A few days later I had the same experience when a single mine was pulled in front of my Jeep. Realising this was probably another ambush I accelerated hard and straddled the mine. I immediately alerted the nearest army camp but, of course, by the time they arrived the Jews had fled. This was the type of sly fighting we had to face for three years. No pitched battle but we were just as dead no matter whether the bullet that killed us came from an old Jewish hunting gun or from a German Schmeiser.
On another occasion I was driving an army lorry down a steep winding hill from Transjordan when, as I rounded a bend, I found an extensive area of roadway smothered in heavy oil by the Jews. They would warn their own people of the hazard ahead, but the intention was to send our vehicles off the road and over the edge of the cliff. Luckily I was driving fairly slowly and managed to negotiate the hazard. I intended to cover the oil with sand but the officer I was driving suspected an ambush so we raced to a nearby army camp to get help. By the time they arrived a motor cycle military policeman was killed when he skidded on the oil.
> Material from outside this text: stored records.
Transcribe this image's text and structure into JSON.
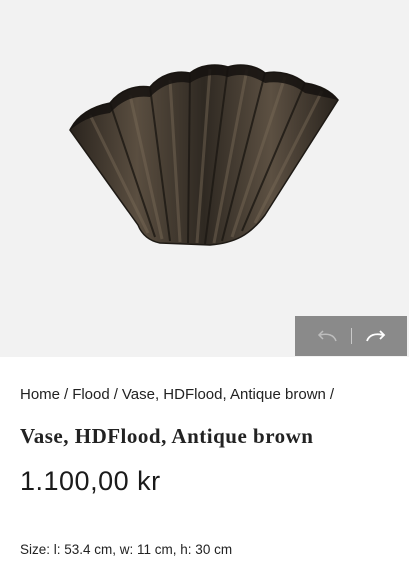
{
  "gallery": {
    "image_alt": "Vase, HDFlood, Antique brown",
    "prev_icon": "undo-arrow-icon",
    "next_icon": "redo-arrow-icon"
  },
  "breadcrumb": {
    "items": [
      "Home",
      "Flood",
      "Vase, HDFlood, Antique brown"
    ],
    "separator": "/"
  },
  "product": {
    "title": "Vase, HDFlood, Antique brown",
    "price": "1.100,00 kr",
    "size": "Size: l: 53.4 cm, w: 11 cm, h: 30 cm"
  },
  "colors": {
    "image_bg": "#f2f2f2",
    "nav_bg": "#8a8a8a",
    "vase": "#3b342c"
  }
}
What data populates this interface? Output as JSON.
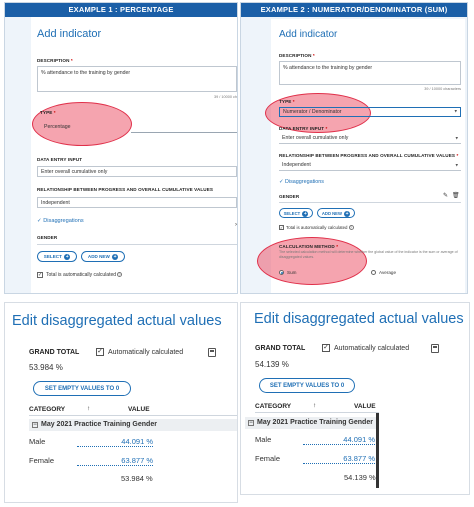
{
  "example1": {
    "header": "EXAMPLE 1 : PERCENTAGE",
    "add_indicator": "Add indicator",
    "description_label": "DESCRIPTION",
    "required_mark": "*",
    "description_value": "% attendance to the training by gender",
    "char_counter": "39 / 10000 ch",
    "type_label": "TYPE",
    "type_value": "Percentage",
    "data_entry_label": "DATA ENTRY INPUT",
    "data_entry_value": "Enter overall cumulative only",
    "relationship_label": "RELATIONSHIP BETWEEN PROGRESS AND OVERALL CUMULATIVE VALUES",
    "relationship_value": "Independent",
    "disaggregations": "Disaggregations",
    "gender_label": "GENDER",
    "select_btn": "SELECT",
    "add_new_btn": "ADD NEW",
    "total_auto": "Total is automatically calculated"
  },
  "example2": {
    "header": "EXAMPLE 2 : NUMERATOR/DENOMINATOR (SUM)",
    "add_indicator": "Add indicator",
    "description_label": "DESCRIPTION",
    "required_mark": "*",
    "description_value": "% attendance to the training by gender",
    "char_counter": "39 / 10000 characters",
    "type_label": "TYPE",
    "type_value": "Numerator / Denominator",
    "data_entry_label": "DATA ENTRY INPUT",
    "data_entry_value": "Enter overall cumulative only",
    "relationship_label": "RELATIONSHIP BETWEEN PROGRESS AND OVERALL CUMULATIVE VALUES",
    "relationship_value": "Independent",
    "disaggregations": "Disaggregations",
    "gender_label": "GENDER",
    "select_btn": "SELECT",
    "add_new_btn": "ADD NEW",
    "total_auto": "Total is automatically calculated",
    "calc_method_label": "CALCULATION METHOD",
    "calc_method_help": "The selected calculation method will determine whether the global value of the indicator is the sum or average of disaggregated values.",
    "sum_label": "Sum",
    "average_label": "Average"
  },
  "bottom_left": {
    "title": "Edit disaggregated actual values",
    "grand_total_label": "GRAND TOTAL",
    "auto_calc_label": "Automatically calculated",
    "grand_total_value": "53.984 %",
    "set_empty_btn": "SET EMPTY VALUES TO 0",
    "col_category": "CATEGORY",
    "sort_arrow": "↑",
    "col_value": "VALUE",
    "group_name": "May 2021 Practice Training Gender",
    "rows": [
      {
        "label": "Male",
        "value": "44.091 %"
      },
      {
        "label": "Female",
        "value": "63.877 %"
      }
    ],
    "total": "53.984 %"
  },
  "bottom_right": {
    "title": "Edit disaggregated actual values",
    "grand_total_label": "GRAND TOTAL",
    "auto_calc_label": "Automatically calculated",
    "grand_total_value": "54.139 %",
    "set_empty_btn": "SET EMPTY VALUES TO 0",
    "col_category": "CATEGORY",
    "sort_arrow": "↑",
    "col_value": "VALUE",
    "group_name": "May 2021 Practice Training Gender",
    "rows": [
      {
        "label": "Male",
        "value": "44.091 %"
      },
      {
        "label": "Female",
        "value": "63.877 %"
      }
    ],
    "total": "54.139 %"
  },
  "colors": {
    "accent": "#1f6fb5",
    "header_bar": "#1b5fa7",
    "highlight_oval": "#e0304a"
  }
}
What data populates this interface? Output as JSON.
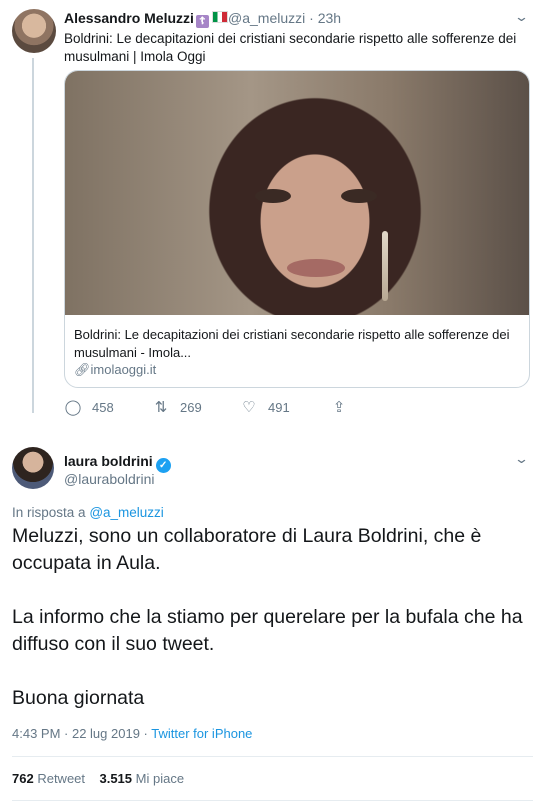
{
  "tweet1": {
    "author_name": "Alessandro Meluzzi",
    "badge_glyph": "☦",
    "handle": "@a_meluzzi",
    "time": "23h",
    "text": "Boldrini: Le decapitazioni dei cristiani secondarie rispetto alle sofferenze dei musulmani | Imola Oggi",
    "card": {
      "title": "Boldrini: Le decapitazioni dei cristiani secondarie rispetto alle sofferenze dei musulmani - Imola...",
      "domain": "imolaoggi.it"
    },
    "replies": "458",
    "retweets": "269",
    "likes": "491"
  },
  "tweet2": {
    "author_name": "laura boldrini",
    "handle": "@lauraboldrini",
    "reply_prefix": "In risposta a",
    "reply_to": "@a_meluzzi",
    "paragraphs": [
      "Meluzzi, sono un collaboratore di Laura Boldrini, che è occupata in Aula.",
      "La informo che la stiamo per querelare per la bufala che ha diffuso con il suo tweet.",
      "Buona giornata"
    ],
    "timestamp": "4:43 PM · 22 lug 2019 ·",
    "source": "Twitter for iPhone",
    "retweet_count": "762",
    "retweet_label": "Retweet",
    "like_count": "3.515",
    "like_label": "Mi piace"
  },
  "icons": {
    "reply": "reply-icon",
    "retweet": "retweet-icon",
    "like": "heart-icon",
    "share": "share-icon",
    "more": "chevron-down-icon"
  },
  "colors": {
    "link": "#1b95e0",
    "muted": "#657786",
    "verified": "#1da1f2"
  }
}
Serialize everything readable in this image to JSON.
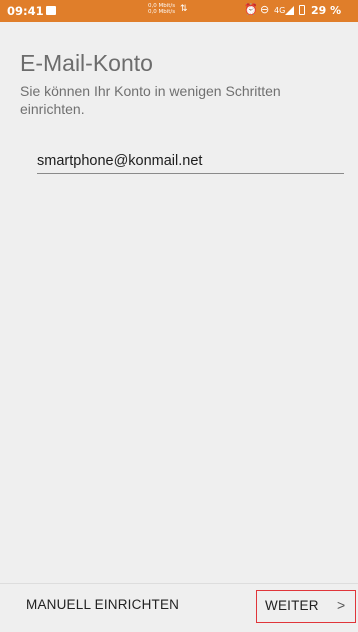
{
  "status_bar": {
    "time": "09:41",
    "speed_up": "0,0 Mbit/s",
    "speed_down": "0,0 Mbit/s",
    "network": "4G",
    "battery": "29 %",
    "background_color": "#e07e2a",
    "icons": [
      "notification-icon",
      "data-arrows-icon",
      "alarm-icon",
      "do-not-disturb-icon",
      "signal-icon",
      "battery-icon"
    ]
  },
  "header": {
    "title": "E-Mail-Konto",
    "subtitle": "Sie können Ihr Konto in wenigen Schritten einrichten."
  },
  "form": {
    "email_value": "smartphone@konmail.net"
  },
  "footer": {
    "manual_label": "MANUELL EINRICHTEN",
    "next_label": "WEITER",
    "next_icon": "chevron-right-icon",
    "highlight_color": "#e0353a"
  }
}
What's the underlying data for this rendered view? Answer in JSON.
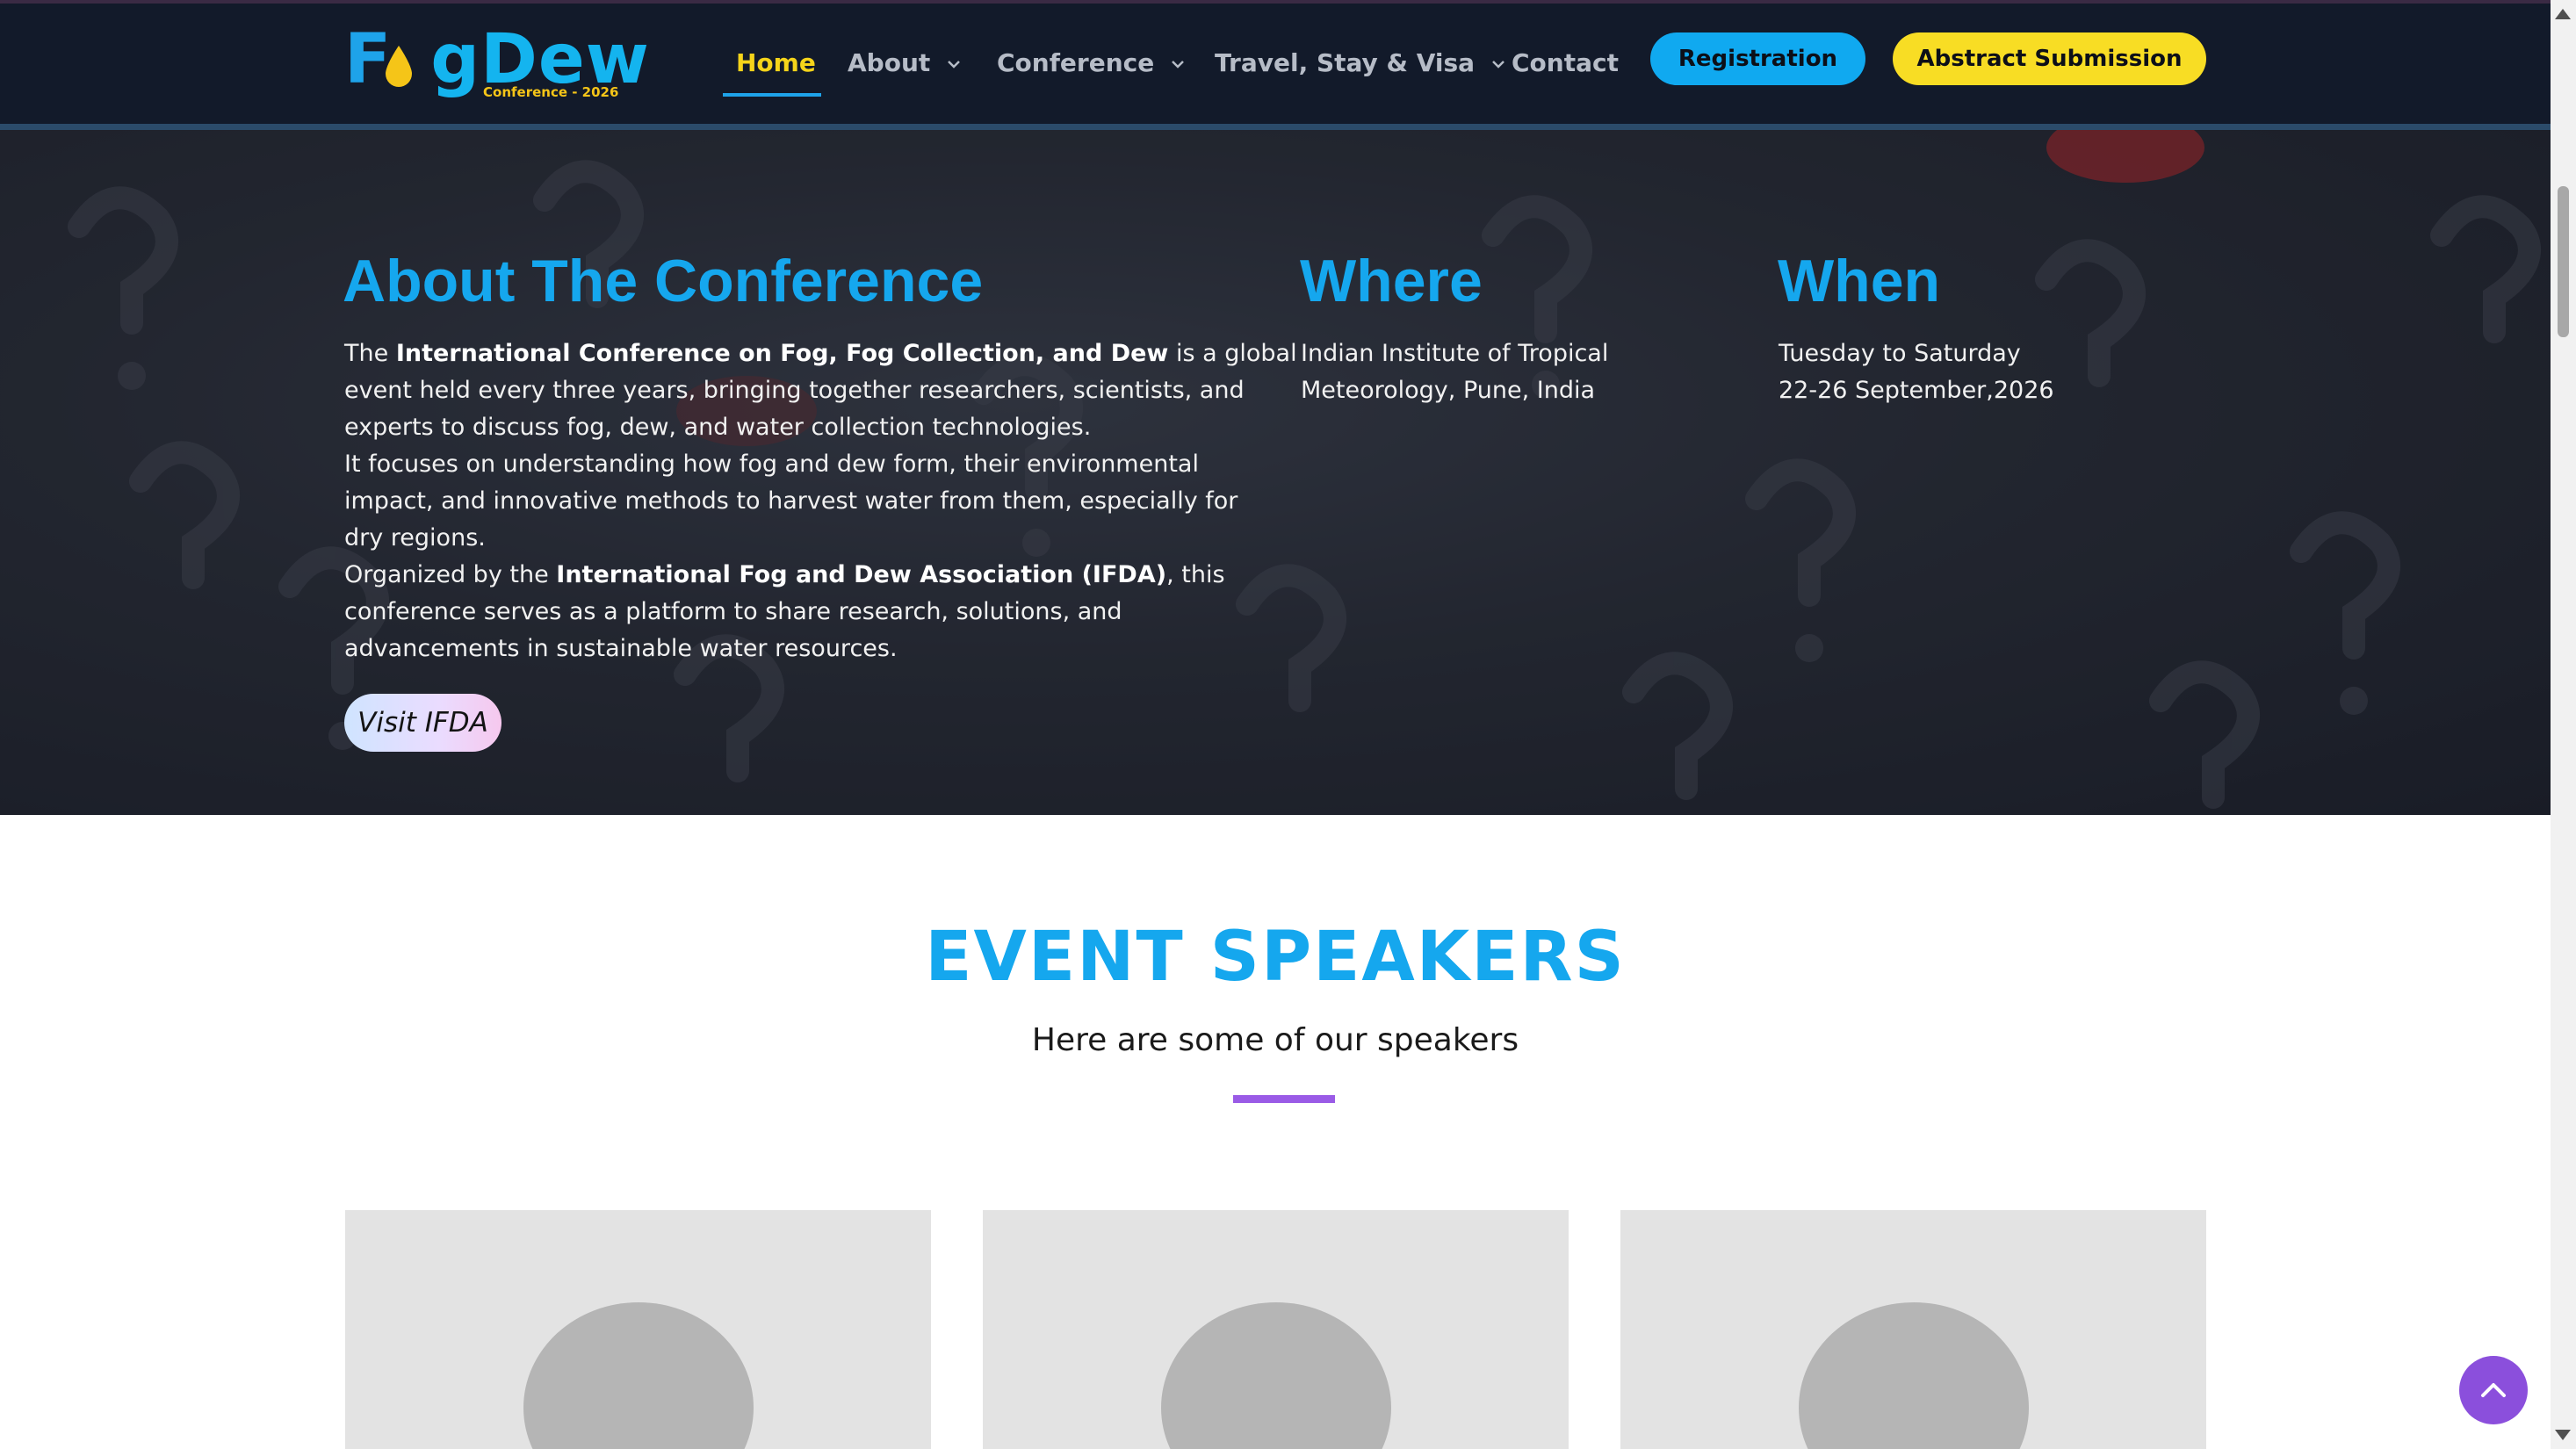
{
  "logo": {
    "part1": "F",
    "part2": "gDew",
    "tagline": "Conference - 2026"
  },
  "nav": {
    "items": [
      {
        "label": "Home",
        "active": true
      },
      {
        "label": "About",
        "dropdown": true
      },
      {
        "label": "Conference",
        "dropdown": true
      },
      {
        "label": "Travel, Stay & Visa",
        "dropdown": true
      },
      {
        "label": "Contact"
      }
    ],
    "registration_label": "Registration",
    "abstract_label": "Abstract Submission"
  },
  "hero": {
    "about_title": "About The Conference",
    "p1_pre": "The ",
    "p1_bold": "International Conference on Fog, Fog Collection, and Dew",
    "p1_line1_post": " is a global",
    "p1_line2": "event held every three years, bringing together researchers, scientists, and",
    "p1_line3": "experts to discuss fog, dew, and water collection technologies.",
    "p2_line1": "It focuses on understanding how fog and dew form, their environmental",
    "p2_line2": "impact, and innovative methods to harvest water from them, especially for",
    "p2_line3": "dry regions.",
    "p3_pre": "Organized by the ",
    "p3_bold": "International Fog and Dew Association (IFDA)",
    "p3_line1_post": ", this",
    "p3_line2": "conference serves as a platform to share research, solutions, and",
    "p3_line3": "advancements in sustainable water resources.",
    "visit_label": "Visit IFDA",
    "where_title": "Where",
    "where_line1": "Indian Institute of Tropical",
    "where_line2": "Meteorology, Pune, India",
    "when_title": "When",
    "when_line1": "Tuesday to Saturday",
    "when_line2": "22-26 September,2026"
  },
  "speakers": {
    "title": "EVENT SPEAKERS",
    "subtitle": "Here are some of our speakers"
  },
  "colors": {
    "accent_blue": "#15a7ee",
    "nav_active": "#f5d41a",
    "registration_bg": "#10a9f0",
    "abstract_bg": "#f8dd24",
    "purple": "#8b4fdc",
    "navbar_bg": "#121a2a"
  },
  "icons": {
    "dropdown": "chevron-down-icon",
    "back_to_top": "chevron-up-icon",
    "logo_drop": "water-drop-icon"
  }
}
There are many other tales to tell of this period in British Para history. Some 283 of our chaps were killed during that time so it wasn’t much fun out there, even though we had no glorious battles to commemorate. Soon we ourselves will be a memory and our stories will be forgotten, either that or we will be too ga-ga to even remember what we had for breakfast, never mind what happened all those years ago.